TASK - Go through the entries below and copy each line that holds the word "JSON".

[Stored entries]
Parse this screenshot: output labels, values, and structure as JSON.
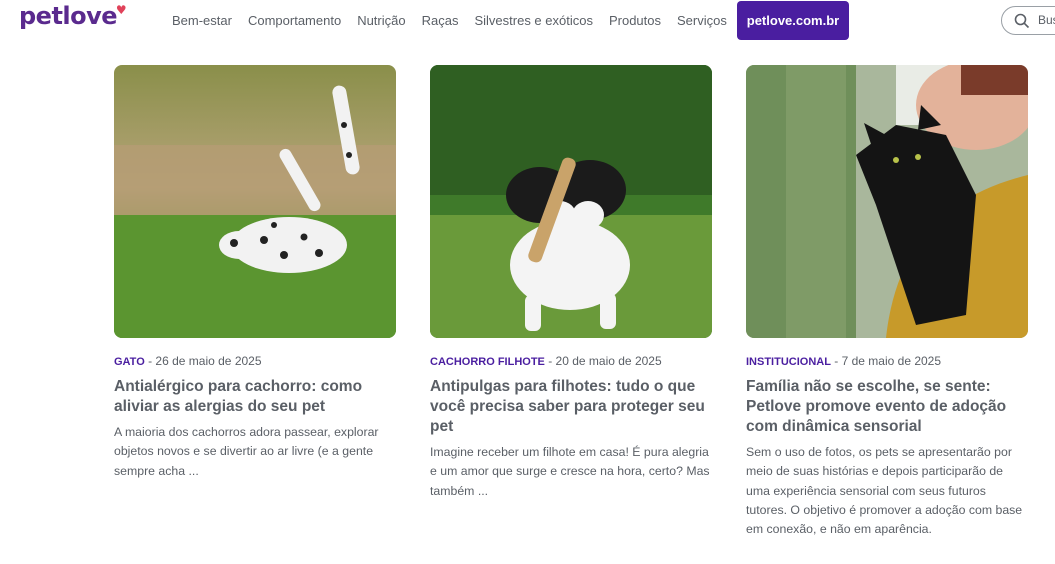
{
  "header": {
    "logo": "petlove",
    "nav": [
      "Bem-estar",
      "Comportamento",
      "Nutrição",
      "Raças",
      "Silvestres e exóticos",
      "Produtos",
      "Serviços"
    ],
    "cta": "petlove.com.br",
    "search_label": "Bus"
  },
  "cards": [
    {
      "category": "GATO",
      "date": " - 26 de maio de 2025",
      "title": "Antialérgico para cachorro: como aliviar as alergias do seu pet",
      "excerpt": "A maioria dos cachorros adora passear, explorar objetos novos e se divertir ao ar livre (e a gente sempre acha ..."
    },
    {
      "category": "CACHORRO FILHOTE",
      "date": " - 20 de maio de 2025",
      "title": "Antipulgas para filhotes: tudo o que você precisa saber para proteger seu pet",
      "excerpt": "Imagine receber um filhote em casa! É pura alegria e um amor que surge e cresce na hora, certo?  Mas também ..."
    },
    {
      "category": "INSTITUCIONAL",
      "date": " - 7 de maio de 2025",
      "title": "Família não se escolhe, se sente: Petlove promove evento de adoção com dinâmica sensorial",
      "excerpt": "Sem o uso de fotos, os pets se apresentarão por meio de suas histórias e depois participarão de uma experiência sensorial com seus futuros tutores. O objetivo é promover a adoção com base em conexão, e não em aparência."
    }
  ],
  "colors": {
    "brand": "#4a1ea0",
    "logo": "#5a2a8e",
    "heart": "#e0425a"
  },
  "icons": {
    "search": "search-icon",
    "logo_heart": "heart-icon"
  }
}
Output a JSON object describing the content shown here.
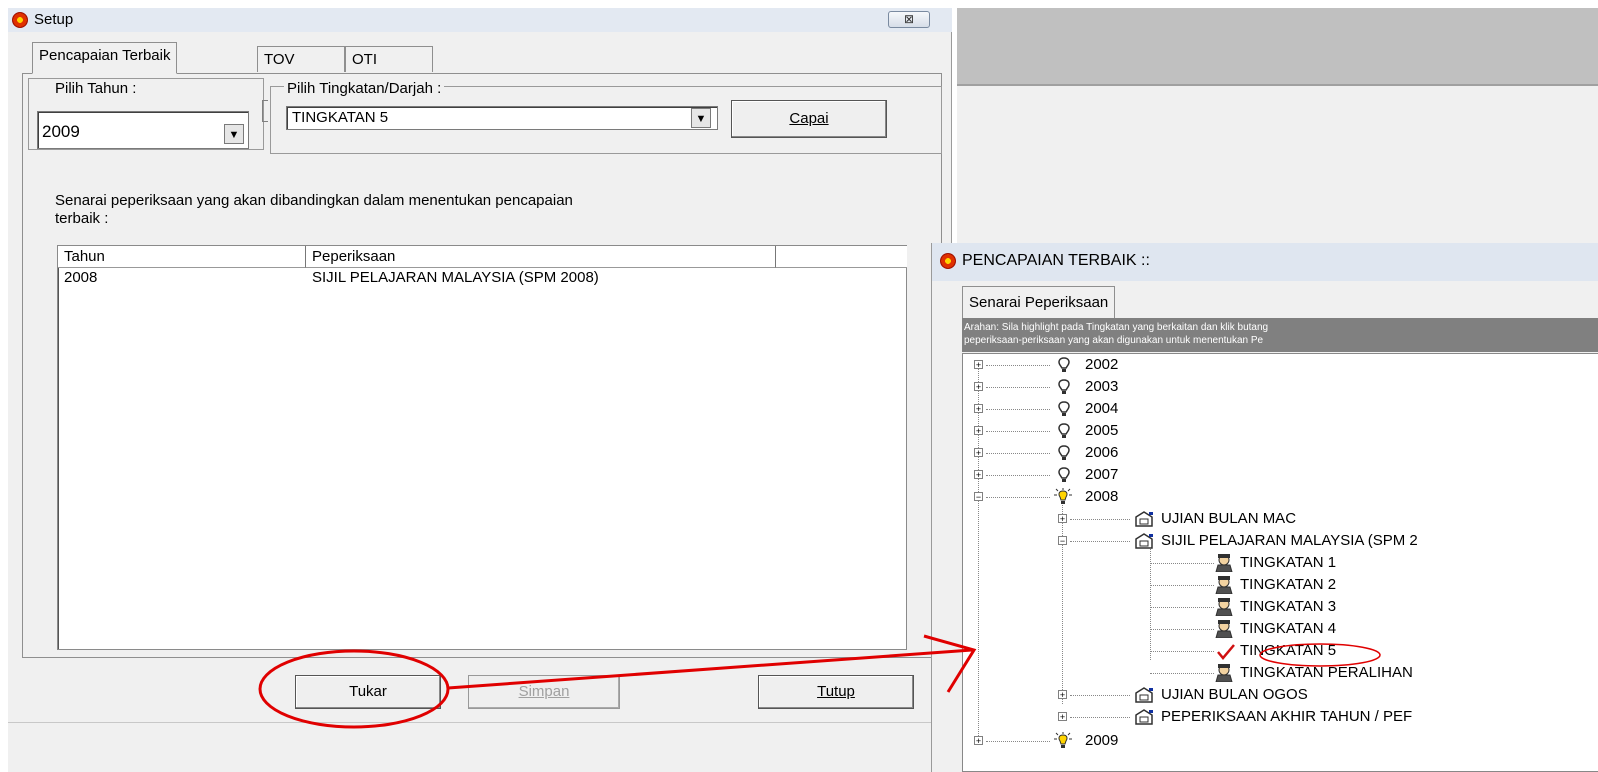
{
  "setup": {
    "title": "Setup",
    "close_glyph": "⊠",
    "tabs": [
      {
        "label": "Pencapaian Terbaik"
      },
      {
        "label": "TOV"
      },
      {
        "label": "OTI"
      }
    ],
    "pilih_tahun_label": "Pilih Tahun :",
    "pilih_tahun_value": "2009",
    "pilih_tingkatan_label": "Pilih Tingkatan/Darjah :",
    "pilih_tingkatan_value": "TINGKATAN 5",
    "capai_label": "Capai",
    "description_line1": "Senarai peperiksaan yang akan dibandingkan dalam menentukan pencapaian",
    "description_line2": "terbaik :",
    "list": {
      "columns": [
        "Tahun",
        "Peperiksaan"
      ],
      "rows": [
        {
          "tahun": "2008",
          "peperiksaan": "SIJIL PELAJARAN MALAYSIA (SPM 2008)"
        }
      ]
    },
    "buttons": {
      "tukar": "Tukar",
      "simpan": "Simpan",
      "tutup": "Tutup"
    }
  },
  "pencapaian": {
    "title": "PENCAPAIAN TERBAIK ::",
    "tab": "Senarai Peperiksaan",
    "arahan_line1": "Arahan: Sila highlight pada Tingkatan yang berkaitan dan klik butang",
    "arahan_line2": "peperiksaan-periksaan yang akan digunakan untuk menentukan Pe",
    "tree": {
      "years": [
        "2002",
        "2003",
        "2004",
        "2005",
        "2006",
        "2007",
        "2008",
        "2009"
      ],
      "exams_2008": [
        "UJIAN BULAN MAC",
        "SIJIL PELAJARAN MALAYSIA (SPM 2",
        "UJIAN BULAN OGOS",
        "PEPERIKSAAN AKHIR TAHUN / PEF"
      ],
      "forms": [
        "TINGKATAN 1",
        "TINGKATAN 2",
        "TINGKATAN 3",
        "TINGKATAN 4",
        "TINGKATAN 5",
        "TINGKATAN PERALIHAN"
      ]
    }
  },
  "colors": {
    "annotation": "#e00000",
    "dark_bulb": "#303030",
    "lit_bulb": "#ffd400"
  },
  "icons": {
    "app": "app-icon",
    "close": "close-icon",
    "dropdown": "chevron-down-icon",
    "expand": "plus-box-icon",
    "collapse": "minus-box-icon",
    "year": "bulb-icon",
    "exam": "folder-icon",
    "form": "student-icon",
    "selected": "checkmark-icon"
  }
}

OUTPUT BELOW -
Parse this screenshot: output labels, values, and structure as JSON.
Output a JSON object describing the content shown here.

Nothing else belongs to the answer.